The agreement will “transition the GM Oshawa Assembly operations to parts manufacturing and advanced vehicle testing,” according to a press released the automaker issued this week. The 300 jobs that will be retained is a far cry from the thousands that will be lost, but one aspect of the agreement should provide a semblance of hope for those living in the Oshawa area.
According to Automotive News Canada, GM has agreed to maintain the line at Oshawa Assembly, along with the plant’s advanced paint shop. This makes it less expensive for GM to resume production at the plant should it ever need additional capacity again. Oshawa Assembly is also a flex line (meaning it can build more than one vehicle type on a single line), which makes allocating a new product there less expensive.
AN Canada points to GM’s Spring Hill plant in Tennessee as an example of a once-idled flex line plant that was maintained and then later brought back to life. GM closed the doors on the facility in 2009 following its bankruptcy, only to bring it back to life for a lowly $61 million in 2011. Today Spring Hill builds the Cadillac XT5 and GMC Acadia.

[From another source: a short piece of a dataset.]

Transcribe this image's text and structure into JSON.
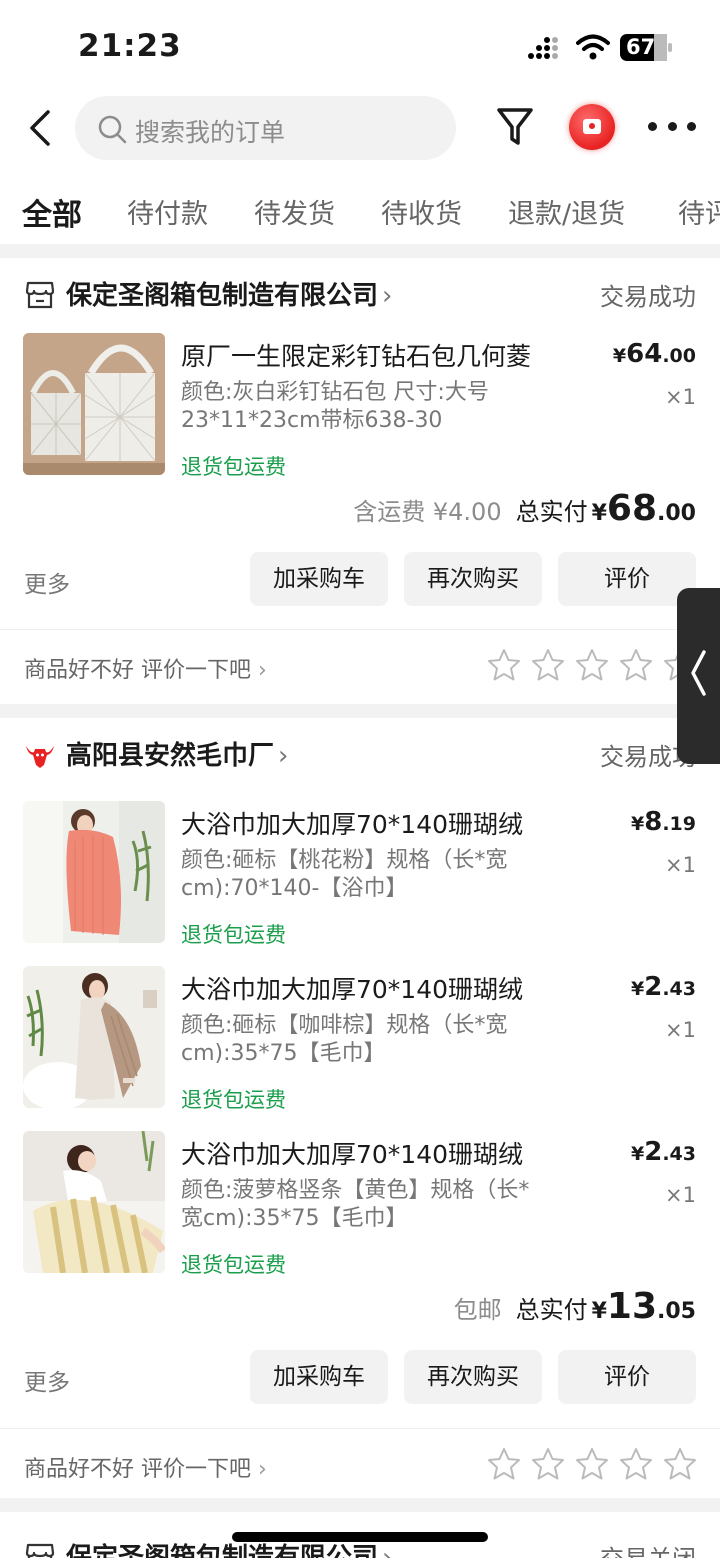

For the time being, though, Oshawa Assembly will simply serve as a parts manufacturing site and will stamp some parts for the nearby CAMI plant in Ingersoll. GM is also building a new autonomous and advanced vehicle test track on the factory’s large plot of land, expanding the presence of its Canadian Technical Centre (CTC) operations.
Source: Automotive News Canada